Is America’s administrative state unconstitutional? That’s a question usually associated with conservative legal scholars. But on Thursday Justices Elena Kagan and Anthony Kennedy each produced an opinion questioning longstanding features of the modern administrative state. Both opinions should encourage further reform and modernization of administrative law.
Justice Kagan’s majority opinion in Lucia v. SEC involved “administrative law judges.” ALJs are a significant feature of modern administrative law, but they are not actually judges. They don’t serve on courts, enjoy judicial independence or have life tenure. Instead, they are employed by agencies to adjudicate disputes in a quasijudicial process authorized in the Administrative Procedure Act of 1946.
The Securities and Exchange Commission’s ALJs wield significant powers, exercising discretion and issuing decisions that become final and binding unless the SEC’s commissioners act to overturn them. Because they have such power, they are what the Constitution calls “officers,” and thus can be appointed only through the process that the Constitution mandates—by the president with Senate consent; or, if they are (in the Constitution’s words) “inferior” officers, then by the president alone or by department heads (or perhaps by the courts). The SEC’s ALJs, however, were simply appointed by the SEC’s staff, as if they were ordinary employees.
Writing for a six-justice majority, Justice Kagan found that agency officers wielding the ALJs’ powers cannot be appointed by midlevel bureaucrats, shielded from the transparency and accountability that the Constitution’s process ensures.
In Pereira v. Sessions, Justice Kennedy joined an 8-1 ruling that rejected an agency’s interpretation of an immigration statute. In a lone concurrence, he voiced doubts about “ Chevron deference,” the 1984 doctrine of judicial deference to agencies’ statutory interpretations.

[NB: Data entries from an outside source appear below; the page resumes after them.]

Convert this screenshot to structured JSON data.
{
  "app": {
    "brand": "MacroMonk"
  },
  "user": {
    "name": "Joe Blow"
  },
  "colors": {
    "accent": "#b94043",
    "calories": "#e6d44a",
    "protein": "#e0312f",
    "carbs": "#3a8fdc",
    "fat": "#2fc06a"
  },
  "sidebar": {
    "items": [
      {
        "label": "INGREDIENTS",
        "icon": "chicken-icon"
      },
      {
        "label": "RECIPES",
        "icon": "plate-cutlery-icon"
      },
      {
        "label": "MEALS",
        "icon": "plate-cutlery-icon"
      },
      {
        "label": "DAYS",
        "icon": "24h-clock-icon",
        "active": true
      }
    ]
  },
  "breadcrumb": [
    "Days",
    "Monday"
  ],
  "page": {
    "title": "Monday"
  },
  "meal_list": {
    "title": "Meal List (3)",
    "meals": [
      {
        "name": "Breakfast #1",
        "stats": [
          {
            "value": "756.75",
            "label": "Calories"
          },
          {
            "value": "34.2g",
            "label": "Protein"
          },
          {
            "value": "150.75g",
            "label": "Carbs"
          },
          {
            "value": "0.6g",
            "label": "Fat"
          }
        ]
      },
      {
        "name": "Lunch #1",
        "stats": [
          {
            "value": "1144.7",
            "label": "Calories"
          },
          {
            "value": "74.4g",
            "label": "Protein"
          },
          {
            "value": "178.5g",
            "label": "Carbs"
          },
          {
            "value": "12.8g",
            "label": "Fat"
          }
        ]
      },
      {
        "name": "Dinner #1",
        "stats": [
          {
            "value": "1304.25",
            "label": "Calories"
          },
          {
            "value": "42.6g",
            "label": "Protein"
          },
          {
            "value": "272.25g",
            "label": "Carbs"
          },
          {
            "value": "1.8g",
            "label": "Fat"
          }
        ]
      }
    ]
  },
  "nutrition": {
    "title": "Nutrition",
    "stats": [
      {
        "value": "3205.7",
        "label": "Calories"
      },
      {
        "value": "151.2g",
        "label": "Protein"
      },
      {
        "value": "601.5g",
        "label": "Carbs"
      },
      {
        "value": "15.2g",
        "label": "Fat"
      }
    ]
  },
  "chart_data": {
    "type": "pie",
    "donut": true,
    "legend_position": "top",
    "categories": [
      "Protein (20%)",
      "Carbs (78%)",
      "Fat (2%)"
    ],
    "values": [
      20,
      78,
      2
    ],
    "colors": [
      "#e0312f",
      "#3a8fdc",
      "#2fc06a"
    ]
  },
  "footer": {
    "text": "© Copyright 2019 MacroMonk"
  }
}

“The type of reflexive deference exhibited in some of these cases is troubling,” he wrote. “Given the concerns raised by some Members of this Court”—namely, Chief Justice John Roberts and Justices Clarence Thomas and Neil Gorsuch —“it seems necessary and appropriate to reconsider, in an appropriate case, the premises that underlie Chevron and how courts have implemented that decision.”
Justices Kagan’s and Kennedy’s opinions may surprise observers who assume that the administrative state—for whose “deconstruction” former White House aide Steve Bannon once called—is a right-wing bogeyman. But both opinions fit naturally with their authors’ work.
Justice Kagan is a scholar of “presidential administration,” keenly aware of why the Constitution ensured that the appointment of constitutional “officers” could not be delegated down into the bureaucracy itself. Justice Kennedy has repeatedly expressed concerns about committing too much power and discretion to agencies, and has joined other justices’ opinions raising explicit questions about judicial deference.
The Kagan and Kennedy opinions, then, are useful reminders that one need not be an archconservative to see flaws in modern administrative law. Both Chevron deference and the ALJ structure reflect old attempts to strike balances. Chevron was the Court’s compromise between the courts’ power to interpret laws independently, and the executive branch’s role in making policy choices accountably. ALJs are Congress’s compromise between adjudicative independence and efficiency.
Whatever the merits of those compromises at the time they were struck, changes in our administrative state since 1984 and 1946 should cause us all to ask whether those decades-old compromises are appropriate and sustainable—and constitutional.